which relief may be granted, ” or that “seeks
monetary relief against a defendant who is immune from such
relief.” 28 U.S.C. § 1915(e)(2)(B).
complaint must contain “a short and plain statement of
the claim showing that the pleader is entitled to relief. . .
.” Fed.R.Civ.P. 8(a)(2). Detailed factual allegations
are not required, but “[t]hreadbare recitals of the
elements of a cause of action, supported by mere conclusory
statements, do not suffice.” Ashcroft v.
Iqbal, 556 U.S. 662, 678 (2009) (citing Bell
Atlantic Corp. v. Twombly, 550 U.S. 544, 555 (2007)).
Plaintiff must demonstrate that each named defendant
personally participated in the deprivation of his rights.
Iqbal, 556 U.S. at 676-677; Simmons v. Navajo
County, Ariz., 609 F.3d 1011, 1020-1021 (9th Cir. 2010).
proceeding pro se in civil rights actions are still entitled
to have their pleadings liberally construed and to have any
doubt resolved in their favor, but the pleading standard is
now higher, Wilhelm v. Rotman, 680 F.3d 1113, 1121
(9th Cir. 2012) (citations omitted), and to survive
screening, Plaintiff's claims must be facially plausible,
which requires sufficient factual detail to allow the Court
to reasonably infer that each named defendant is liable for
the misconduct alleged. Iqbal, 556 U.S. at 678-79;
Moss v. U.S. Secret Serv., 572 F.3d 962, 969 (9th
Cir. 2009). The “sheer possibility that a defendant has
acted unlawfully” is not sufficient, and “facts
that are ‘merely consistent with' a defendant's
liability” falls short of satisfying the plausibility
standard. Iqbal, 556 U.S. at 678; Moss, 572
F.3d at 969.
contends that Fresno County Sheriff Margaret Mims is allowing
“modern day slavery” to take place against
parties in two separate criminal actions. Plaintiff's
sister, children, and mother of his children have been the
victim of human trafficking throughout the city and county of
seeks an order to stop the human trafficking, compensatory
damages, punitive damages, and trial by jury.
Section 1983 Liability
Civil Rights Act, codified at 42 U.S.C. § 1983 “is
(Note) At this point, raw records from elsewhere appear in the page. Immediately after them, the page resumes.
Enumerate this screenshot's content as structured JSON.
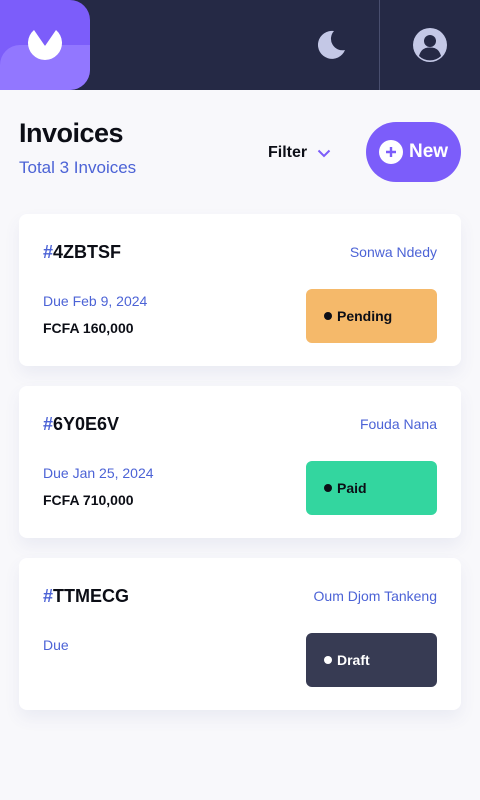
{
  "header": {
    "logo_icon": "logo-icon",
    "theme_icon": "moon-icon",
    "avatar_icon": "user-avatar-icon",
    "colors": {
      "bar": "#252945",
      "logo": "#7c5dfa",
      "logo_lower": "#9277ff"
    }
  },
  "page": {
    "title": "Invoices",
    "subtitle": "Total 3 Invoices",
    "filter_label": "Filter",
    "new_label": "New"
  },
  "invoices": [
    {
      "hash": "#",
      "id": "4ZBTSF",
      "client": "Sonwa Ndedy",
      "due": "Due Feb 9, 2024",
      "amount": "FCFA 160,000",
      "status": "Pending",
      "status_color": "#f5b96a"
    },
    {
      "hash": "#",
      "id": "6Y0E6V",
      "client": "Fouda Nana",
      "due": "Due Jan 25, 2024",
      "amount": "FCFA 710,000",
      "status": "Paid",
      "status_color": "#33d69f"
    },
    {
      "hash": "#",
      "id": "TTMECG",
      "client": "Oum Djom Tankeng",
      "due": "Due",
      "amount": "",
      "status": "Draft",
      "status_color": "#373b53"
    }
  ]
}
not itself a source of substantive rights, but merely
provides a method for vindicating federal rights elsewhere
conferred.” Graham v. Connor, 490 U.S. 386,
393-94 (1989) (internal quotation marks and citations
[Section 1983] creates a cause of action against a person
who, acting under color of state law, deprives another of
rights guaranteed under the Constitution. Section 1983 does
not create any substantive rights; rather it is the vehicle
whereby plaintiffs can challenge actions by governmental
officials. To prove a case under section 1983, the plaintiff
must first demonstrate that (1) the action occurred
“under color of state law” and (2) the ...